(Page and application data records)
════
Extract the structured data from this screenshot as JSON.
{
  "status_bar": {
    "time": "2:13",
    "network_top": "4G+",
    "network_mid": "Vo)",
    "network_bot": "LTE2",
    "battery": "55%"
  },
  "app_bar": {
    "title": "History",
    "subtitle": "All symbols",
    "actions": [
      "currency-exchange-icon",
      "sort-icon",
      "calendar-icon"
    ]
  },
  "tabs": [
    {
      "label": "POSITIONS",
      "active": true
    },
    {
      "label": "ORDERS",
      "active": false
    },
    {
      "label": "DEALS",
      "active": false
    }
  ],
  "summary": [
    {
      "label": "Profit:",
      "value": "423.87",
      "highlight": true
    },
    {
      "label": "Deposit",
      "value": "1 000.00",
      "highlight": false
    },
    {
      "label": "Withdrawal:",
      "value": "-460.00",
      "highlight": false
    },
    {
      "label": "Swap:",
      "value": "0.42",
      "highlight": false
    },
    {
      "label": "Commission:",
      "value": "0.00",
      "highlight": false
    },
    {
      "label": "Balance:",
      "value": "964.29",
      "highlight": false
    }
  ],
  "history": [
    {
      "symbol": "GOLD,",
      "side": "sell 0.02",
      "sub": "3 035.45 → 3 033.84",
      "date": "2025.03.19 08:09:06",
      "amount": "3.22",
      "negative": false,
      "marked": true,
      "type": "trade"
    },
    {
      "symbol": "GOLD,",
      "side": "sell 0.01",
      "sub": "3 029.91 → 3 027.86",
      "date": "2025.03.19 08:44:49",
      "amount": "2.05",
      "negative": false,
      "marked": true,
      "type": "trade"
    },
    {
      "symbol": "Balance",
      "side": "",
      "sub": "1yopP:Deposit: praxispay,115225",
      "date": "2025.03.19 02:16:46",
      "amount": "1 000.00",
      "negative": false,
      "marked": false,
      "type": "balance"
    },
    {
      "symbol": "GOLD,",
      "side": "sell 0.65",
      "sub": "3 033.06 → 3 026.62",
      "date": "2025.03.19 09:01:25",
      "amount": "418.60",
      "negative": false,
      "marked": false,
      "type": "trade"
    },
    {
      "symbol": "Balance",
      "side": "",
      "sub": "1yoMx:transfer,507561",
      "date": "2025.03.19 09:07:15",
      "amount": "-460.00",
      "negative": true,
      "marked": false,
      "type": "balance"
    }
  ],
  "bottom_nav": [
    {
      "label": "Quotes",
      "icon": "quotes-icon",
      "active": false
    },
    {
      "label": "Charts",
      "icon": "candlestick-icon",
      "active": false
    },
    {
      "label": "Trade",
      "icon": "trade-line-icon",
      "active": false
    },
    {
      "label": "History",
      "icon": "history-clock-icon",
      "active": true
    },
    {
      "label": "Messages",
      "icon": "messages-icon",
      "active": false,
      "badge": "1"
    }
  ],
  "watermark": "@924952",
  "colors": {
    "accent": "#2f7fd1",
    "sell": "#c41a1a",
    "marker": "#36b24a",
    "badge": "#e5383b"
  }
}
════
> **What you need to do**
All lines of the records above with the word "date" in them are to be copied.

> **Exercise response**
      "date": "2025.03.19 08:09:06",
      "date": "2025.03.19 08:44:49",
      "date": "2025.03.19 02:16:46",
      "date": "2025.03.19 09:01:25",
      "date": "2025.03.19 09:07:15",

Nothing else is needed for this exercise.